Last summer, in 2011, I went to visit MacKenzie’s family. I had already met her parents many times before, but this was the first time I actually got to see firsthand her turf, where her worldview had been constructed. Her household ran smoothly, like mine did, but it was built with completely different materials. Gender roles seemed completely irrelevant. Both my girlfriend’s parents have careers outside the home, and they both are equally invested inside the home.
To illustrate, MacKenzie makes great homemade bread. And when I was at her house, her family taught me how to make it myself. Her mom showed me how to make the dough, but later her dad explained the next step, and then her brother took me through the final stages. The person to show me the next step from dough to completion was simply whoever happened to be around, because when it came to bread making everyone was equal.
This applies to breadwinning, too. I do not mean to say situations where one parent has a career and the other parent spends more time raising the kids are always bad. I respect my family and my older, married siblings who have settled into similar frameworks as we had growing up.
But I came back to Provo last summer incredibly grateful for a tangible image of what role equality can look like. And when I make my own family, whomever I do that with, I want to draw from both my upbringing and MacKenzie’s. I’m also grateful to have been in a dating relationship in Provo for as long as we have, but that’s another topic.
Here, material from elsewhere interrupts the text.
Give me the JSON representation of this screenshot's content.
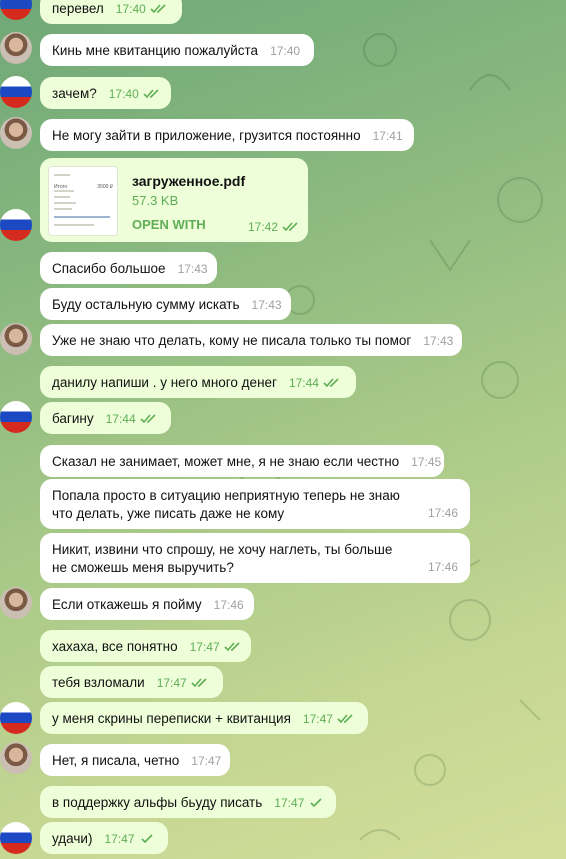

Since my feminist awakening, I have begun to see through a feminist lens, but I recognize that I still have a lot to learn. One thing is certain: separate but equal is never truly equal. I claim to be a feminist in progress because I look forward to moving towards a more complete understanding of myself as a man, a Mormon, a boyfriend, a future husband, and a feminist.